# [Exercise requirements]
Please repeat the data in full, character for character.

# [Supplied records]
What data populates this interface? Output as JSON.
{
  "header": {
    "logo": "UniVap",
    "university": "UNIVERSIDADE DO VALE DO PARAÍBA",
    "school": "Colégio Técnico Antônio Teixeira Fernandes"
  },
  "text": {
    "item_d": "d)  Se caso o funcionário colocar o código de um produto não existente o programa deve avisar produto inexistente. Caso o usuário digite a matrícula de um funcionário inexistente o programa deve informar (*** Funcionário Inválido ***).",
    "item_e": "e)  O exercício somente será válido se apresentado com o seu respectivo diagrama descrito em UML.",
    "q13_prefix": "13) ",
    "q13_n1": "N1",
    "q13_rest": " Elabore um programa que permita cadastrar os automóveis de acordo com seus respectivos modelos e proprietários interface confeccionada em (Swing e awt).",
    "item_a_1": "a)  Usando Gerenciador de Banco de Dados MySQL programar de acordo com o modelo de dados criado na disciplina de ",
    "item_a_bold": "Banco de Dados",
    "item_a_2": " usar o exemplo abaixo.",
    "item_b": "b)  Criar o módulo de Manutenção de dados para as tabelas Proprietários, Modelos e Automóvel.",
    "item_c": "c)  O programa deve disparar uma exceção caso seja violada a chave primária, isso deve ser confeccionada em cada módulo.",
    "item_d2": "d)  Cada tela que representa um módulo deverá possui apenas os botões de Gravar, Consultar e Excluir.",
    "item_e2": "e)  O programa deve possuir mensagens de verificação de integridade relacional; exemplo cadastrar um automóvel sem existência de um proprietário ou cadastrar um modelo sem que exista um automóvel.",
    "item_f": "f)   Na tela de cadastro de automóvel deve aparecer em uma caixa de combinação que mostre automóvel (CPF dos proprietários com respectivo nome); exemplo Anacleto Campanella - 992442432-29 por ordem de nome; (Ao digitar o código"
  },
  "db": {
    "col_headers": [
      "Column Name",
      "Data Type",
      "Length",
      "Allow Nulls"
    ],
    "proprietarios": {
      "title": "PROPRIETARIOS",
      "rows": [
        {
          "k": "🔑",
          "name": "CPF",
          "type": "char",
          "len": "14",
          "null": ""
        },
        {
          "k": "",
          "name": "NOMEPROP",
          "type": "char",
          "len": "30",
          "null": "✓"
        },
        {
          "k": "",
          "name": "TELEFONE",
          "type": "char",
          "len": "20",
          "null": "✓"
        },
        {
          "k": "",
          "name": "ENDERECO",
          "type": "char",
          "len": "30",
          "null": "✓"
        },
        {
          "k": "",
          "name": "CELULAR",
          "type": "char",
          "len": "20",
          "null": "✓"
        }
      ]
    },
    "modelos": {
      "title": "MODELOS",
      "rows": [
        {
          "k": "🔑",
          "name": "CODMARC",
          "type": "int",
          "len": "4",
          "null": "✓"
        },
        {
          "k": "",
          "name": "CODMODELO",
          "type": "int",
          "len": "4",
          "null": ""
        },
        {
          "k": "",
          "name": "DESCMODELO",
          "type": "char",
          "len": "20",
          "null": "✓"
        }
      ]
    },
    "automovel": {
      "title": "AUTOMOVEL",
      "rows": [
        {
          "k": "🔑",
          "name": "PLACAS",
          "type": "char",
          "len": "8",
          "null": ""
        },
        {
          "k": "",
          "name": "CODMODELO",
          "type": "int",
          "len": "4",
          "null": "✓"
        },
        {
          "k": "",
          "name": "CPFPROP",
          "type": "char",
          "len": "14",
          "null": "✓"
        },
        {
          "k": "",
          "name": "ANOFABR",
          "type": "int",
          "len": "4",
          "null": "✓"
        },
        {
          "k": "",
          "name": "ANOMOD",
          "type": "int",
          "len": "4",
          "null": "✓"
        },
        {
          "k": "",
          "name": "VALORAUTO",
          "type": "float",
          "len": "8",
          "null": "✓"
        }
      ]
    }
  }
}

# [Exercise output]
What data populates this interface? Output as JSON.
{
  "header": {
    "logo": "UniVap",
    "university": "UNIVERSIDADE DO VALE DO PARAÍBA",
    "school": "Colégio Técnico Antônio Teixeira Fernandes"
  },
  "text": {
    "item_d": "d)  Se caso o funcionário colocar o código de um produto não existente o programa deve avisar produto inexistente. Caso o usuário digite a matrícula de um funcionário inexistente o programa deve informar (*** Funcionário Inválido ***).",
    "item_e": "e)  O exercício somente será válido se apresentado com o seu respectivo diagrama descrito em UML.",
    "q13_prefix": "13) ",
    "q13_n1": "N1",
    "q13_rest": " Elabore um programa que permita cadastrar os automóveis de acordo com seus respectivos modelos e proprietários interface confeccionada em (Swing e awt).",
    "item_a_1": "a)  Usando Gerenciador de Banco de Dados MySQL programar de acordo com o modelo de dados criado na disciplina de ",
    "item_a_bold": "Banco de Dados",
    "item_a_2": " usar o exemplo abaixo.",
    "item_b": "b)  Criar o módulo de Manutenção de dados para as tabelas Proprietários, Modelos e Automóvel.",
    "item_c": "c)  O programa deve disparar uma exceção caso seja violada a chave primária, isso deve ser confeccionada em cada módulo.",
    "item_d2": "d)  Cada tela que representa um módulo deverá possui apenas os botões de Gravar, Consultar e Excluir.",
    "item_e2": "e)  O programa deve possuir mensagens de verificação de integridade relacional; exemplo cadastrar um automóvel sem existência de um proprietário ou cadastrar um modelo sem que exista um automóvel.",
    "item_f": "f)   Na tela de cadastro de automóvel deve aparecer em uma caixa de combinação que mostre automóvel (CPF dos proprietários com respectivo nome); exemplo Anacleto Campanella - 992442432-29 por ordem de nome; (Ao digitar o código"
  },
  "db": {
    "col_headers": [
      "Column Name",
      "Data Type",
      "Length",
      "Allow Nulls"
    ],
    "proprietarios": {
      "title": "PROPRIETARIOS",
      "rows": [
        {
          "k": "🔑",
          "name": "CPF",
          "type": "char",
          "len": "14",
          "null": ""
        },
        {
          "k": "",
          "name": "NOMEPROP",
          "type": "char",
          "len": "30",
          "null": "✓"
        },
        {
          "k": "",
          "name": "TELEFONE",
          "type": "char",
          "len": "20",
          "null": "✓"
        },
        {
          "k": "",
          "name": "ENDERECO",
          "type": "char",
          "len": "30",
          "null": "✓"
        },
        {
          "k": "",
          "name": "CELULAR",
          "type": "char",
          "len": "20",
          "null": "✓"
        }
      ]
    },
    "modelos": {
      "title": "MODELOS",
      "rows": [
        {
          "k": "🔑",
          "name": "CODMARC",
          "type": "int",
          "len": "4",
          "null": "✓"
        },
        {
          "k": "",
          "name": "CODMODELO",
          "type": "int",
          "len": "4",
          "null": ""
        },
        {
          "k": "",
          "name": "DESCMODELO",
          "type": "char",
          "len": "20",
          "null": "✓"
        }
      ]
    },
    "automovel": {
      "title": "AUTOMOVEL",
      "rows": [
        {
          "k": "🔑",
          "name": "PLACAS",
          "type": "char",
          "len": "8",
          "null": ""
        },
        {
          "k": "",
          "name": "CODMODELO",
          "type": "int",
          "len": "4",
          "null": "✓"
        },
        {
          "k": "",
          "name": "CPFPROP",
          "type": "char",
          "len": "14",
          "null": "✓"
        },
        {
          "k": "",
          "name": "ANOFABR",
          "type": "int",
          "len": "4",
          "null": "✓"
        },
        {
          "k": "",
          "name": "ANOMOD",
          "type": "int",
          "len": "4",
          "null": "✓"
        },
        {
          "k": "",
          "name": "VALORAUTO",
          "type": "float",
          "len": "8",
          "null": "✓"
        }
      ]
    }
  }
}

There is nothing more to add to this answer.